--- Records provided Enclosed Below ---

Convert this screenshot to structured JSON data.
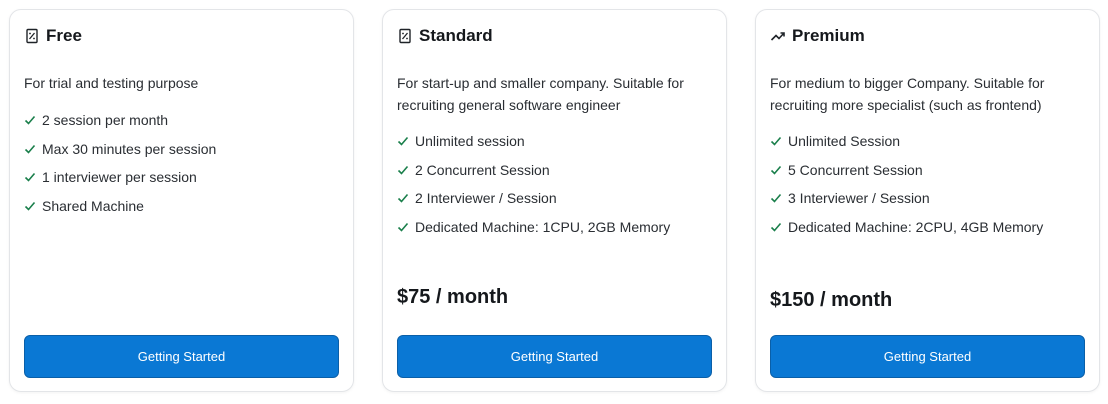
{
  "plans": [
    {
      "title": "Free",
      "icon": "receipt-icon",
      "description": "For trial and testing purpose",
      "features": [
        "2 session per month",
        "Max 30 minutes per session",
        "1 interviewer per session",
        "Shared Machine"
      ],
      "price": "",
      "button_label": "Getting Started"
    },
    {
      "title": "Standard",
      "icon": "receipt-icon",
      "description": "For start-up and smaller company. Suitable for recruiting general software engineer",
      "features": [
        "Unlimited session",
        "2 Concurrent Session",
        "2 Interviewer / Session",
        "Dedicated Machine: 1CPU, 2GB Memory"
      ],
      "price": "$75 / month",
      "button_label": "Getting Started"
    },
    {
      "title": "Premium",
      "icon": "trending-up-icon",
      "description": "For medium to bigger Company. Suitable for recruiting more specialist (such as frontend)",
      "features": [
        "Unlimited Session",
        "5 Concurrent Session",
        "3 Interviewer / Session",
        "Dedicated Machine: 2CPU, 4GB Memory"
      ],
      "price": "$150 / month",
      "button_label": "Getting Started"
    }
  ],
  "colors": {
    "accent": "#0a78d4",
    "check": "#1a7f4b",
    "border": "#e3e5e8"
  }
}
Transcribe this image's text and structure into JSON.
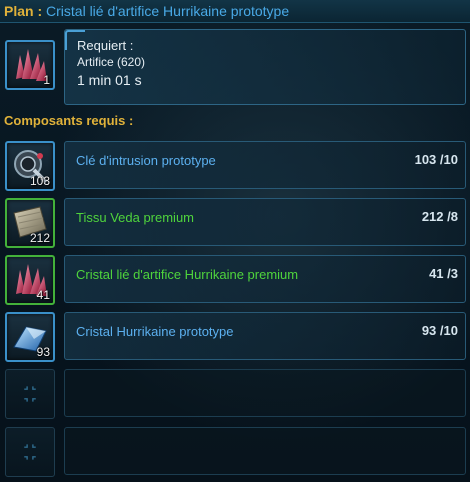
{
  "header": {
    "prefix": "Plan :",
    "schematic_name": "Cristal lié d'artifice Hurrikaine prototype"
  },
  "requirements": {
    "title": "Requiert :",
    "skill": "Artifice (620)",
    "time": "1 min 01 s",
    "result_qty": "1",
    "result_icon": "red-crystal-icon"
  },
  "components_label": "Composants requis :",
  "components": [
    {
      "name": "Clé d'intrusion prototype",
      "owned": "103",
      "required": "10",
      "slot_qty": "103",
      "color": "#5cb0ef",
      "icon": "intrusion-key-icon"
    },
    {
      "name": "Tissu Veda premium",
      "owned": "212",
      "required": "8",
      "slot_qty": "212",
      "color": "#4fd43c",
      "icon": "fabric-icon"
    },
    {
      "name": "Cristal lié d'artifice Hurrikaine premium",
      "owned": "41",
      "required": "3",
      "slot_qty": "41",
      "color": "#4fd43c",
      "icon": "red-crystal-icon"
    },
    {
      "name": "Cristal Hurrikaine prototype",
      "owned": "93",
      "required": "10",
      "slot_qty": "93",
      "color": "#5cb0ef",
      "icon": "blue-crystal-icon"
    }
  ]
}
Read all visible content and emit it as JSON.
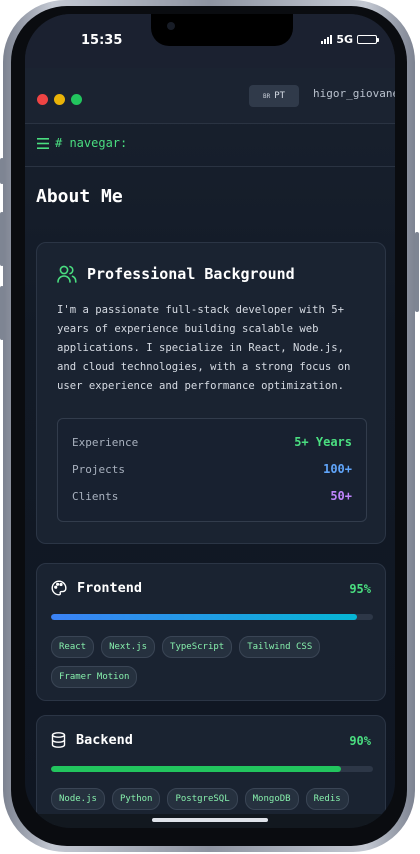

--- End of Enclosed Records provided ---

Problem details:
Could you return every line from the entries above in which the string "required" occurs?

Expected answer:
      "required": "10",
      "required": "8",
      "required": "3",
      "required": "10",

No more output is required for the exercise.